My discussion here regarding packaging is going to be completely based on Microsoft .net technology but the same basic concepts can be applied to any other technology that you might be using:
At the fines grained level of packaging of the abstract factory implementation you need to place all the abstract definitions that the client code needs into one assembly (i.e. the AbstractFactory class and the product interfaces) and then each product family alongside its factory class should be packaged into its own assembly. So coming back to the data access layer example of the previous discussion we had created this design (please see the last example in my original abstract factory post for the polymorphic singleton implementation added to the AbstractFactory class):
Since in the above design we have two product families (the Oracle & the SQL Server families) then we would need three assemblies to package all these classes:
- The CommonDAL assembly will contain AbstractFactory, IWarehouseAccess, IDeliveryAccess & IProductAccess.
- The SQLDAL assembly will reference the CommonDAL assembly and would contain the SQLFactory, SQLWarehouseAccess, SQLDeliveryAccess & SQLProductAccess.
- The OracleDAL assembly will reference the CommonDAL assembly and would contain the OracleFactory, OracleWarehouseAccess, OracleDeliveryAccess & OracleProductAccess.
The client code would only need to reference the CommonDAL. Using that reference the client code would call the AbstractFactory (since it's a polymorphic singleton it will be our single point of access), obtaining an appropriate interface that it needs and then call that interface to do whatever is necessary:
IWarehouseAccess w = AbstractFactory.Instance.CreateWarehouse();
As you can see the client code only needs to physically reference the CommonDAL, obviously the assembly containing the product family that has been configured for current use must be available (either in the current execution directory or in the GAC), since the AbstractFactory's polymorphic singleton implementation is using reflection to load the configured product assembly, but the only compile-time dependency between the client code and our assemblies will be to the CommonDAL.
This will also give us a very nice feature. Once you design your software based on the above pattern (or combination of patterns) you are able to deliver only what the client needs and no more. If you have a client that will be using Oracle you don't need to deliver the SQL product family assembly at all and there will be no dependencies on it either. Once a client using Oracle for example decides to switch over to SQL you can easily send them the SQL product family assembly (SQLDAL), ask them to copy it into the runtime directory and change the configuration of the app to point to this assembly instead of the previous one. This also brings us to another neat capability: if in the future you decide to store your information in another format (for example let's say as an XML file) all you have to do is implement the XML family of products (XMLWarehouseAccess, XMLProductAccess & XMLDeliveryAccess) & create a factory for them, package them up in one assembly and ship it to the client. As you can see the original binary code available on the client's machine doesn't need to be touched at all. All you are doing is providing a pluggable new implementation that can be copied alongside the current binary implementation on the client's machine and be used immediately.
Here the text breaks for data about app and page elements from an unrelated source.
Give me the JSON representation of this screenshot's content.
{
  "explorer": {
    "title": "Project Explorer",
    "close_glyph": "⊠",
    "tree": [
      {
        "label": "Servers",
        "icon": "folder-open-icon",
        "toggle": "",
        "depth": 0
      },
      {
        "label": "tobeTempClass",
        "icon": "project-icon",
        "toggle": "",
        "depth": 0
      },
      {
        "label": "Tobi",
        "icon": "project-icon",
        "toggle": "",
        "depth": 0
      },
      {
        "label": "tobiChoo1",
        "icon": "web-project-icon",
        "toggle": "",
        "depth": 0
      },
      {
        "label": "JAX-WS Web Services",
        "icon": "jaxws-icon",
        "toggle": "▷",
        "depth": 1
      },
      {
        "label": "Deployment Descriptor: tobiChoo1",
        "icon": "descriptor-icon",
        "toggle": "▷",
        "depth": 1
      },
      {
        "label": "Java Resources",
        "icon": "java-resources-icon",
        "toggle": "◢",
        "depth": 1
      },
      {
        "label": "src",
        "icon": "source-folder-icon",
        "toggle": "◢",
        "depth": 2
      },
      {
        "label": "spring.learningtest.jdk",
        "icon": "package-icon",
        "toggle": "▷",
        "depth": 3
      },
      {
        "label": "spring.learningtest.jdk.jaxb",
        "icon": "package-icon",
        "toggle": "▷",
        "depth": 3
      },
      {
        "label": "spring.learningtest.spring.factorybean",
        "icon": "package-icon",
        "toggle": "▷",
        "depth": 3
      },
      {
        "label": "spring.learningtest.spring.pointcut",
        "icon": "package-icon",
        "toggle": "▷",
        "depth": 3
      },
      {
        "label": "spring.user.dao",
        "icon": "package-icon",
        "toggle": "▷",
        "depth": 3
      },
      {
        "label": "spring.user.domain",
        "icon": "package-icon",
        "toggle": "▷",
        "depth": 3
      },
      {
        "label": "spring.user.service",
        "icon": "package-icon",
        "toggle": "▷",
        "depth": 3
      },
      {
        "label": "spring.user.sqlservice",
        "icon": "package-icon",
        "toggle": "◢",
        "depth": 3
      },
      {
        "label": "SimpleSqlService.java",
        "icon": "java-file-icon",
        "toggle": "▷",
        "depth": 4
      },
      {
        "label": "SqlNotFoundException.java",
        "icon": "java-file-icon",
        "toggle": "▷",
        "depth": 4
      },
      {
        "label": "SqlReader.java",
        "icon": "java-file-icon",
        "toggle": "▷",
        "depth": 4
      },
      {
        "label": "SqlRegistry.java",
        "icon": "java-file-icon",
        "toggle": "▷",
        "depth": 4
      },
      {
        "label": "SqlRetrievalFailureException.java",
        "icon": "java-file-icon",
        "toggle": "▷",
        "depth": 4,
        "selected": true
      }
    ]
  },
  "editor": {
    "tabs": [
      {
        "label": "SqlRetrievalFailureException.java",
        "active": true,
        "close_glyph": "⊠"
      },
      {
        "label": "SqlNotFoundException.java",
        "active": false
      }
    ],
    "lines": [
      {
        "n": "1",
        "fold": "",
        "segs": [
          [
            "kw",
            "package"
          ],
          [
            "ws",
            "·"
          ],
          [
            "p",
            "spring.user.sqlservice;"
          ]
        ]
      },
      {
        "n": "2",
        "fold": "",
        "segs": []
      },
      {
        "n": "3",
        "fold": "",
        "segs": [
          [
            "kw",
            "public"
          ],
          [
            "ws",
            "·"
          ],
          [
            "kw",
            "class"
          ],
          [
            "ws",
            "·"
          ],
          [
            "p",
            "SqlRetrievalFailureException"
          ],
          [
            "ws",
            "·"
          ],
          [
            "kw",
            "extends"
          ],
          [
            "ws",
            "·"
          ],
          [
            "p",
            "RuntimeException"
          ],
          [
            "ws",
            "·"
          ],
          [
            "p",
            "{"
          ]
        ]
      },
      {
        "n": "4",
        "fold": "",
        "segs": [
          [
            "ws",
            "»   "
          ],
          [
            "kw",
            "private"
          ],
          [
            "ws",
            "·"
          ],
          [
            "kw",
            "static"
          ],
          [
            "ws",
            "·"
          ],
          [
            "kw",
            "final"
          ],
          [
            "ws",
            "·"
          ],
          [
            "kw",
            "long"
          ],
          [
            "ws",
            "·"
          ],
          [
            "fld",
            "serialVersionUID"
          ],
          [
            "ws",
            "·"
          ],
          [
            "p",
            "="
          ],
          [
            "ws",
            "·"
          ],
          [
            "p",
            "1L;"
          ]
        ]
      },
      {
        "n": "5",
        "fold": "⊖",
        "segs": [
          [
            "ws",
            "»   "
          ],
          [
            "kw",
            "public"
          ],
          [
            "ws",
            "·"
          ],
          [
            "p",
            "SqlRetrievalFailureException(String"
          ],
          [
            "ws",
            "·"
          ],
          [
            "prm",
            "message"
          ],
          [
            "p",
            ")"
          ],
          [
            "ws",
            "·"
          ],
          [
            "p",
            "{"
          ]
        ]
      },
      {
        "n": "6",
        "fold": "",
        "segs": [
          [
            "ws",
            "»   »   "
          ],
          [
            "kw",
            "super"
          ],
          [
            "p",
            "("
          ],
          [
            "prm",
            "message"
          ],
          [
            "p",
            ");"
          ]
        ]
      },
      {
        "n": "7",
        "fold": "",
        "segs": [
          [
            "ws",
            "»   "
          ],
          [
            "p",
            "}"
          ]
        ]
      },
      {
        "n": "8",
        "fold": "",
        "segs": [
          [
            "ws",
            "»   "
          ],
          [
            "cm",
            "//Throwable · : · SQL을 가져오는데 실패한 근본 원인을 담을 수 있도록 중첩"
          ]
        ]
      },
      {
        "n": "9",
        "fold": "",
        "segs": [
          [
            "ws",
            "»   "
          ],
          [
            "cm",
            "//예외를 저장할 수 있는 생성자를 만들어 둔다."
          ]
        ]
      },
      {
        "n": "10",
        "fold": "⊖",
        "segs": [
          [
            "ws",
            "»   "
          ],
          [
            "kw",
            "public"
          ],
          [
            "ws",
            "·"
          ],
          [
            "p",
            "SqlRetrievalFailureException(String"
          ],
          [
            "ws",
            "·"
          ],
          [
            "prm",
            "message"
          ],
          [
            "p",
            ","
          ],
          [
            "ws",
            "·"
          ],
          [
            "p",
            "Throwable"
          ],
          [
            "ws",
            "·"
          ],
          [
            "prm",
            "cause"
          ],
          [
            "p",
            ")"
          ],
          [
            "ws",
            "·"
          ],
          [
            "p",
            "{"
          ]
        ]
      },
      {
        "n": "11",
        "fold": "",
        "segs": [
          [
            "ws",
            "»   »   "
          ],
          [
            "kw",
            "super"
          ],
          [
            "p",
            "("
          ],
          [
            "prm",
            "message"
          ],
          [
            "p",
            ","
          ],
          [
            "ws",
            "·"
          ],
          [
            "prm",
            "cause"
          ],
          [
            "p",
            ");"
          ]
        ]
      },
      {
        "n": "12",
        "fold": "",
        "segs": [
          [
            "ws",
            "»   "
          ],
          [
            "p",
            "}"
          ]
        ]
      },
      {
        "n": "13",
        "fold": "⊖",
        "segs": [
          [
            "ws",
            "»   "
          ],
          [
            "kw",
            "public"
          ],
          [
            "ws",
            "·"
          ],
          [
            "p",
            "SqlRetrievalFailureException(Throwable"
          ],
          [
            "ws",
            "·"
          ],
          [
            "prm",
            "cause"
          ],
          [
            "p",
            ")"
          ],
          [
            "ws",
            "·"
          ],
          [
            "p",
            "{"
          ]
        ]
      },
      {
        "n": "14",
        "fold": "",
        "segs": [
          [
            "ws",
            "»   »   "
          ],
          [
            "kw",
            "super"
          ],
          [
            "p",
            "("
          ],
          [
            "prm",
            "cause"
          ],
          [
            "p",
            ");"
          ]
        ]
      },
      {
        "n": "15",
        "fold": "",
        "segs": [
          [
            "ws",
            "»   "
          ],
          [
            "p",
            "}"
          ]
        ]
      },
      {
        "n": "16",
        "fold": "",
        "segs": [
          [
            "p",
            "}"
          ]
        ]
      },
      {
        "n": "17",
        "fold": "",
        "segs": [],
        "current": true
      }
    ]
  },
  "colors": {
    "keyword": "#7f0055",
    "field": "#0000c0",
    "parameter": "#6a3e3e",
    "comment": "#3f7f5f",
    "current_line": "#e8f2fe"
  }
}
Some notes on the Abstract Factory pattern:
- The abstract factory pattern creates an extra hierarchy of classes (the factory classes) that need to be maintained alongside the actual products. This extra hierarchy in some designs might be disliked; in other cases might be thought as the cause of extra complexity. So the use of the pattern should be justified with the need to change/replace/add product families in the future and the other features that the pattern provides.
- This pattern can be easily replaced with a full reflection based implementation but is it worth it from a performance stand point? I have seen similar implementations of the pattern where the factory hierarchy was removed and replaced with one class that will create the needed product by using reflection (similar to what we are doing in the polymorphic singleton's CreateInstance method) but the main difference would be that the code that I have provided in the CreateInstance method is only called once per program execution while a reflection based implementation of the factory class would cause the reflection routines to be called every time an object is created (this could be very expensive). As a rule of thumb if your factory class is going to be called in the order of more than 50 times a second then don't go with a reflection implementation as it can impact performance a lot.
- Don't ever use the abstract factory pattern in scenarios where the client code would need to create an object from product family A and then a little bit later from product family B, this pattern hasn't been designed for such a problem. I'll describe a good solution to this issue once I describe the Bridge pattern.
- In some cases an abbreviated version of this pattern would work a lot better. This abbreviated version is a pattern all by itself and it's called the "Factory Method" pattern which I will describe in later posts.